* **What is needed**:
Line by line, reproduce the records exactly.

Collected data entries
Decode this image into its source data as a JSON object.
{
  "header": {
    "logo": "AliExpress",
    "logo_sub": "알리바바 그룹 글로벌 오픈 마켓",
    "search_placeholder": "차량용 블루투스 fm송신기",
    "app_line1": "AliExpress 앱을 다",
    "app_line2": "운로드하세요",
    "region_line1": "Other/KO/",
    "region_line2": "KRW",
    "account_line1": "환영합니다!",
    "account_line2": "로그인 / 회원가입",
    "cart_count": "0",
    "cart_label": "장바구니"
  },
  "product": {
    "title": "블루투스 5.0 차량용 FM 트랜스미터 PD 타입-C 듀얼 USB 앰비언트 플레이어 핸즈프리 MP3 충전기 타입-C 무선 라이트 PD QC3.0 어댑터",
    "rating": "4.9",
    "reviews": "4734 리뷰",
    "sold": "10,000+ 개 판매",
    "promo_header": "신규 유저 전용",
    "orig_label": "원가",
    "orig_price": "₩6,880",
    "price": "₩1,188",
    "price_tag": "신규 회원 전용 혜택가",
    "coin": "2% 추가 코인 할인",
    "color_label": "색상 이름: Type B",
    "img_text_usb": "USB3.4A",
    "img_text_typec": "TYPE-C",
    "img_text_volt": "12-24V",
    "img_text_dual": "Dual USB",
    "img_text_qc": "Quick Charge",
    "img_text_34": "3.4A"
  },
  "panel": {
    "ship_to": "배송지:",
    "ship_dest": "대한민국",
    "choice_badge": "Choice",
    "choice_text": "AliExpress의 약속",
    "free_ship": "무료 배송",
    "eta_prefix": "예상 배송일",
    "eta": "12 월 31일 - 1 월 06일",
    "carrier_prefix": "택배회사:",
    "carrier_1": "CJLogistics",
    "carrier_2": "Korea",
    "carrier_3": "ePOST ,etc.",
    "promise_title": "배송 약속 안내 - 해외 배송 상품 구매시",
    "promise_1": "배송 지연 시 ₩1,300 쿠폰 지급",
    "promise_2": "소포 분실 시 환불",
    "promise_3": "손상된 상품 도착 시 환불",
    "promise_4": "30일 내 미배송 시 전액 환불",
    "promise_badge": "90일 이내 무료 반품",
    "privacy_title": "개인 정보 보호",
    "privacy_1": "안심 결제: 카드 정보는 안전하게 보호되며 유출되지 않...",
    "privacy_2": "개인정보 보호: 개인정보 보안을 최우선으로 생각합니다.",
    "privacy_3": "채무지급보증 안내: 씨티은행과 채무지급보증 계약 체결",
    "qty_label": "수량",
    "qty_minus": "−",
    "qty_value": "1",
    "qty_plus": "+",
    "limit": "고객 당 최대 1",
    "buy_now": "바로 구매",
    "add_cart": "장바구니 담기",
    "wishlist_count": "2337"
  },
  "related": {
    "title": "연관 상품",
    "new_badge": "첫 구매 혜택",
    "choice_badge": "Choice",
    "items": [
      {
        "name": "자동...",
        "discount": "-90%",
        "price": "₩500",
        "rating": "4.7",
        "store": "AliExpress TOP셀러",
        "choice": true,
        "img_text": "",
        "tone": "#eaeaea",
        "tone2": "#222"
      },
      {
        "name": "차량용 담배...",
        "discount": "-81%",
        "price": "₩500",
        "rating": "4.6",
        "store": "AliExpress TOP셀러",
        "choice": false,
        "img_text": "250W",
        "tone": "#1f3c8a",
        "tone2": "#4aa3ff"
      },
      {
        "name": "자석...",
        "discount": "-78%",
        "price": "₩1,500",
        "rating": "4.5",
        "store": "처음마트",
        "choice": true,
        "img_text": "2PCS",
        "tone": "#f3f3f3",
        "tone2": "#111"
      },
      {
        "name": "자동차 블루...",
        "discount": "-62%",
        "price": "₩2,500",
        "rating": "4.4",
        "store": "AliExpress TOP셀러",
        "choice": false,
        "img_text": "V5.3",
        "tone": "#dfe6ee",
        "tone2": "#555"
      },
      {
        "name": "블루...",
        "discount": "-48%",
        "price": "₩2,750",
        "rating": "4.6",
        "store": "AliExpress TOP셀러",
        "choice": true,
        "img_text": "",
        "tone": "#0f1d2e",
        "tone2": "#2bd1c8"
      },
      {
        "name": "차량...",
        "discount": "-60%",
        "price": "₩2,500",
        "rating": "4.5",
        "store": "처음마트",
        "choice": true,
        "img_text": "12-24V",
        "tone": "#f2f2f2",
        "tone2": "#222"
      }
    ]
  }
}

* **Task result**:
Decode this image into its source data as a JSON object.
{
  "header": {
    "logo": "AliExpress",
    "logo_sub": "알리바바 그룹 글로벌 오픈 마켓",
    "search_placeholder": "차량용 블루투스 fm송신기",
    "app_line1": "AliExpress 앱을 다",
    "app_line2": "운로드하세요",
    "region_line1": "Other/KO/",
    "region_line2": "KRW",
    "account_line1": "환영합니다!",
    "account_line2": "로그인 / 회원가입",
    "cart_count": "0",
    "cart_label": "장바구니"
  },
  "product": {
    "title": "블루투스 5.0 차량용 FM 트랜스미터 PD 타입-C 듀얼 USB 앰비언트 플레이어 핸즈프리 MP3 충전기 타입-C 무선 라이트 PD QC3.0 어댑터",
    "rating": "4.9",
    "reviews": "4734 리뷰",
    "sold": "10,000+ 개 판매",
    "promo_header": "신규 유저 전용",
    "orig_label": "원가",
    "orig_price": "₩6,880",
    "price": "₩1,188",
    "price_tag": "신규 회원 전용 혜택가",
    "coin": "2% 추가 코인 할인",
    "color_label": "색상 이름: Type B",
    "img_text_usb": "USB3.4A",
    "img_text_typec": "TYPE-C",
    "img_text_volt": "12-24V",
    "img_text_dual": "Dual USB",
    "img_text_qc": "Quick Charge",
    "img_text_34": "3.4A"
  },
  "panel": {
    "ship_to": "배송지:",
    "ship_dest": "대한민국",
    "choice_badge": "Choice",
    "choice_text": "AliExpress의 약속",
    "free_ship": "무료 배송",
    "eta_prefix": "예상 배송일",
    "eta": "12 월 31일 - 1 월 06일",
    "carrier_prefix": "택배회사:",
    "carrier_1": "CJLogistics",
    "carrier_2": "Korea",
    "carrier_3": "ePOST ,etc.",
    "promise_title": "배송 약속 안내 - 해외 배송 상품 구매시",
    "promise_1": "배송 지연 시 ₩1,300 쿠폰 지급",
    "promise_2": "소포 분실 시 환불",
    "promise_3": "손상된 상품 도착 시 환불",
    "promise_4": "30일 내 미배송 시 전액 환불",
    "promise_badge": "90일 이내 무료 반품",
    "privacy_title": "개인 정보 보호",
    "privacy_1": "안심 결제: 카드 정보는 안전하게 보호되며 유출되지 않...",
    "privacy_2": "개인정보 보호: 개인정보 보안을 최우선으로 생각합니다.",
    "privacy_3": "채무지급보증 안내: 씨티은행과 채무지급보증 계약 체결",
    "qty_label": "수량",
    "qty_minus": "−",
    "qty_value": "1",
    "qty_plus": "+",
    "limit": "고객 당 최대 1",
    "buy_now": "바로 구매",
    "add_cart": "장바구니 담기",
    "wishlist_count": "2337"
  },
  "related": {
    "title": "연관 상품",
    "new_badge": "첫 구매 혜택",
    "choice_badge": "Choice",
    "items": [
      {
        "name": "자동...",
        "discount": "-90%",
        "price": "₩500",
        "rating": "4.7",
        "store": "AliExpress TOP셀러",
        "choice": true,
        "img_text": "",
        "tone": "#eaeaea",
        "tone2": "#222"
      },
      {
        "name": "차량용 담배...",
        "discount": "-81%",
        "price": "₩500",
        "rating": "4.6",
        "store": "AliExpress TOP셀러",
        "choice": false,
        "img_text": "250W",
        "tone": "#1f3c8a",
        "tone2": "#4aa3ff"
      },
      {
        "name": "자석...",
        "discount": "-78%",
        "price": "₩1,500",
        "rating": "4.5",
        "store": "처음마트",
        "choice": true,
        "img_text": "2PCS",
        "tone": "#f3f3f3",
        "tone2": "#111"
      },
      {
        "name": "자동차 블루...",
        "discount": "-62%",
        "price": "₩2,500",
        "rating": "4.4",
        "store": "AliExpress TOP셀러",
        "choice": false,
        "img_text": "V5.3",
        "tone": "#dfe6ee",
        "tone2": "#555"
      },
      {
        "name": "블루...",
        "discount": "-48%",
        "price": "₩2,750",
        "rating": "4.6",
        "store": "AliExpress TOP셀러",
        "choice": true,
        "img_text": "",
        "tone": "#0f1d2e",
        "tone2": "#2bd1c8"
      },
      {
        "name": "차량...",
        "discount": "-60%",
        "price": "₩2,500",
        "rating": "4.5",
        "store": "처음마트",
        "choice": true,
        "img_text": "12-24V",
        "tone": "#f2f2f2",
        "tone2": "#222"
      }
    ]
  }
}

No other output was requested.